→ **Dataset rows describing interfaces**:
========

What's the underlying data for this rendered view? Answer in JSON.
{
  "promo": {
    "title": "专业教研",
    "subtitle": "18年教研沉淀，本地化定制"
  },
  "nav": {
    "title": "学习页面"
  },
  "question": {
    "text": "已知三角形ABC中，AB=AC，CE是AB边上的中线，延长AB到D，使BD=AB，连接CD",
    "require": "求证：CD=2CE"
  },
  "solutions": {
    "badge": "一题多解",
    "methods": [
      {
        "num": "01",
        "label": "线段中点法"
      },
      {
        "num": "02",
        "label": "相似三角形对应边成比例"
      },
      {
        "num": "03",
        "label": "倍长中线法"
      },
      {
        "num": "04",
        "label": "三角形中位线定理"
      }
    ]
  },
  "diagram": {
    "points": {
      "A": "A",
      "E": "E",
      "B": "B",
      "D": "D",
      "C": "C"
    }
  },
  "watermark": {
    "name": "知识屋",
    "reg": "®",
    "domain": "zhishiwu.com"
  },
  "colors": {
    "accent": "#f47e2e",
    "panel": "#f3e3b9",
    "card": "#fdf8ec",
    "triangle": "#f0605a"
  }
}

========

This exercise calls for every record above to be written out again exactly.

→ **Result of this exercise**:
What's the underlying data for this rendered view? Answer in JSON.
{
  "promo": {
    "title": "专业教研",
    "subtitle": "18年教研沉淀，本地化定制"
  },
  "nav": {
    "title": "学习页面"
  },
  "question": {
    "text": "已知三角形ABC中，AB=AC，CE是AB边上的中线，延长AB到D，使BD=AB，连接CD",
    "require": "求证：CD=2CE"
  },
  "solutions": {
    "badge": "一题多解",
    "methods": [
      {
        "num": "01",
        "label": "线段中点法"
      },
      {
        "num": "02",
        "label": "相似三角形对应边成比例"
      },
      {
        "num": "03",
        "label": "倍长中线法"
      },
      {
        "num": "04",
        "label": "三角形中位线定理"
      }
    ]
  },
  "diagram": {
    "points": {
      "A": "A",
      "E": "E",
      "B": "B",
      "D": "D",
      "C": "C"
    }
  },
  "watermark": {
    "name": "知识屋",
    "reg": "®",
    "domain": "zhishiwu.com"
  },
  "colors": {
    "accent": "#f47e2e",
    "panel": "#f3e3b9",
    "card": "#fdf8ec",
    "triangle": "#f0605a"
  }
}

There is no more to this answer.